Data records for software interfaces
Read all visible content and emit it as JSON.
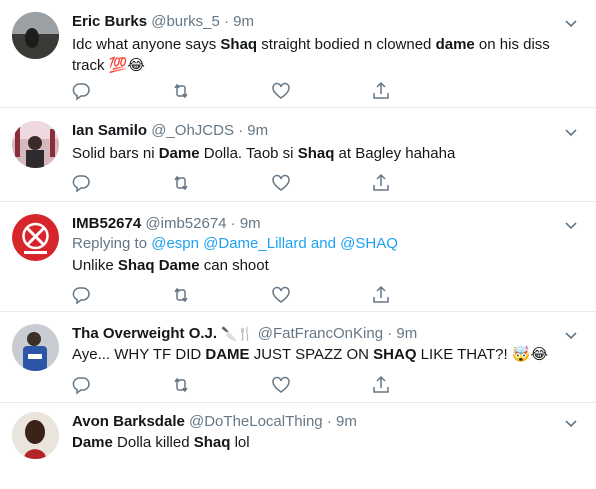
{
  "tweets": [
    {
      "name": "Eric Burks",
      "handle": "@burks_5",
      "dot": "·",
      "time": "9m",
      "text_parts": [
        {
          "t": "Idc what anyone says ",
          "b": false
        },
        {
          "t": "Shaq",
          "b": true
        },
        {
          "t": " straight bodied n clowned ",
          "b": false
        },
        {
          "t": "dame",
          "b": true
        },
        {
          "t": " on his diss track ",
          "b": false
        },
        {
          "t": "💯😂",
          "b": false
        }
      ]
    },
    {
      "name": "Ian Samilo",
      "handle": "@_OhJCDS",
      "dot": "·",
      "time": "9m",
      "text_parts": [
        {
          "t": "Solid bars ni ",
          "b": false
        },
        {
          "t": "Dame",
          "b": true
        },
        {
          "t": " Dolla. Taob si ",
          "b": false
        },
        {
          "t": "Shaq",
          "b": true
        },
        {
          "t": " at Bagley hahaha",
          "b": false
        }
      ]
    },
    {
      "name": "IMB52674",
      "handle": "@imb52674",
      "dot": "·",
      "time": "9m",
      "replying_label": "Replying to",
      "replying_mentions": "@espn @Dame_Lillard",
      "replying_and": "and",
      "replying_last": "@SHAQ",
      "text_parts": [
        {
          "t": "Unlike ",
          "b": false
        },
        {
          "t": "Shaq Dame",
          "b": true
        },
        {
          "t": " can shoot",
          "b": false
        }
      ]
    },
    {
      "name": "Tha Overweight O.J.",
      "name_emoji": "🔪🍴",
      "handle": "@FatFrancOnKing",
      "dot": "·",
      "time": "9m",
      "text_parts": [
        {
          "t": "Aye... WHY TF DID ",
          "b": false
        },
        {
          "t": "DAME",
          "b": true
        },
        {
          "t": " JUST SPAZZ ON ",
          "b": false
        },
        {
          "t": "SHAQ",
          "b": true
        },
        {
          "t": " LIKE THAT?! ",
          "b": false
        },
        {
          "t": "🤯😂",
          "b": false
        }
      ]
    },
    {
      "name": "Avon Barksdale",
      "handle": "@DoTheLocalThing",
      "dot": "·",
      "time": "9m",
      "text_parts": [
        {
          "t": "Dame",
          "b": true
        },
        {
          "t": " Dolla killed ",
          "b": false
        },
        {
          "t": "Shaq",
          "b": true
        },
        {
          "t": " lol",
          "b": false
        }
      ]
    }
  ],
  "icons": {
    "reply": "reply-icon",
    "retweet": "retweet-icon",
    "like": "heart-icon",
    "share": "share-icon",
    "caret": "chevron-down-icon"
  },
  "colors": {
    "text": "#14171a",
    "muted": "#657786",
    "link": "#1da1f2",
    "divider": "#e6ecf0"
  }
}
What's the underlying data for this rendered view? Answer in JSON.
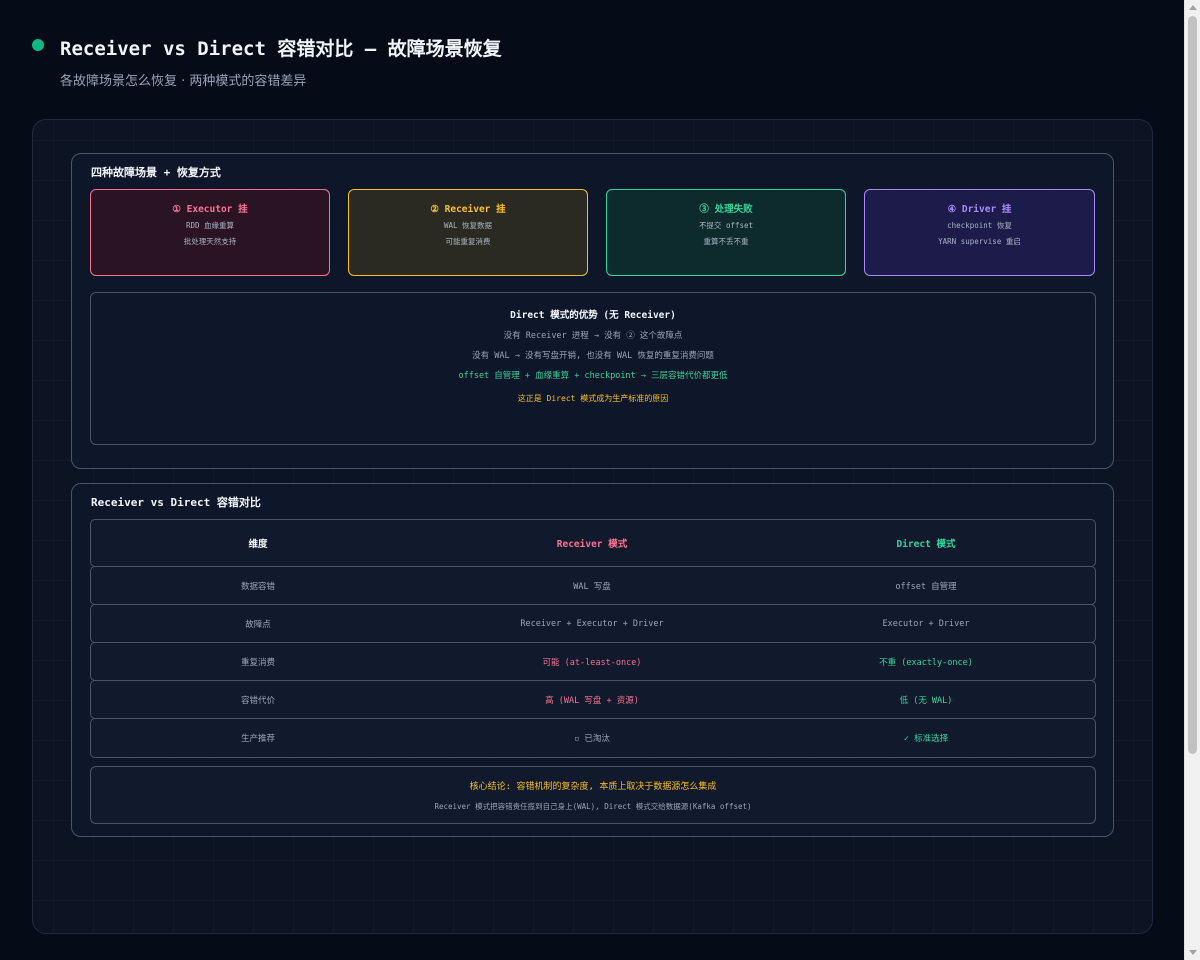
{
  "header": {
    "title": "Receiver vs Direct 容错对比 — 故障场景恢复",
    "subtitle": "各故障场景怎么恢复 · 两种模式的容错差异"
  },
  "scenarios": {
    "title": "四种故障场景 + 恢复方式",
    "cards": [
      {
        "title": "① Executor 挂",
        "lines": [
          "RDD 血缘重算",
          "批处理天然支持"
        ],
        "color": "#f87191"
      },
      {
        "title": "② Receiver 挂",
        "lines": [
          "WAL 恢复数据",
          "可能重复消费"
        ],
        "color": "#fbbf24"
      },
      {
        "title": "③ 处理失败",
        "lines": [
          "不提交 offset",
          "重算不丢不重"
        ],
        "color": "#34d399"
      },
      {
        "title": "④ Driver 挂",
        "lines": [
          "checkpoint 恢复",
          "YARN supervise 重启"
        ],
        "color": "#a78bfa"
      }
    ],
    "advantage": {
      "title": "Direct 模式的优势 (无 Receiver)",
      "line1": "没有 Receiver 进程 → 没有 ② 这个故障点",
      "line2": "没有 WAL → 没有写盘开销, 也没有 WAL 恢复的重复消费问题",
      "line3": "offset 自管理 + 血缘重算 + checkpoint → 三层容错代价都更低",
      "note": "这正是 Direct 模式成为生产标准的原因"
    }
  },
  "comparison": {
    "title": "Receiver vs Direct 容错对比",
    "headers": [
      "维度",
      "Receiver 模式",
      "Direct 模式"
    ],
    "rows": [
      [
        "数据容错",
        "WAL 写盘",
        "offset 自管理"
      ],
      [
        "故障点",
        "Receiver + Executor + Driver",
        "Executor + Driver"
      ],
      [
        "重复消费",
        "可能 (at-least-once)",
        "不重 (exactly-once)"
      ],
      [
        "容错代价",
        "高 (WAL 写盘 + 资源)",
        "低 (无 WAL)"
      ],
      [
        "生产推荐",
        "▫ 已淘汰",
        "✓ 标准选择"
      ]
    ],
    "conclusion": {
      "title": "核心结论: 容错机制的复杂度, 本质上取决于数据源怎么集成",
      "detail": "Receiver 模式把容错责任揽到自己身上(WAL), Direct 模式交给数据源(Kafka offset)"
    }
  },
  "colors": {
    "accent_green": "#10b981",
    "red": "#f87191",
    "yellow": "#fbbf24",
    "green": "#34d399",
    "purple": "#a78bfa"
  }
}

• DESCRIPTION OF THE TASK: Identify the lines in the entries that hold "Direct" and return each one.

• YOUR RESPONSE:
    "title": "Receiver vs Direct 容错对比 — 故障场景恢复",
      "title": "Direct 模式的优势 (无 Receiver)",
      "note": "这正是 Direct 模式成为生产标准的原因"
    "title": "Receiver vs Direct 容错对比",
      "Direct 模式"
      "detail": "Receiver 模式把容错责任揽到自己身上(WAL), Direct 模式交给数据源(Kafka offset)"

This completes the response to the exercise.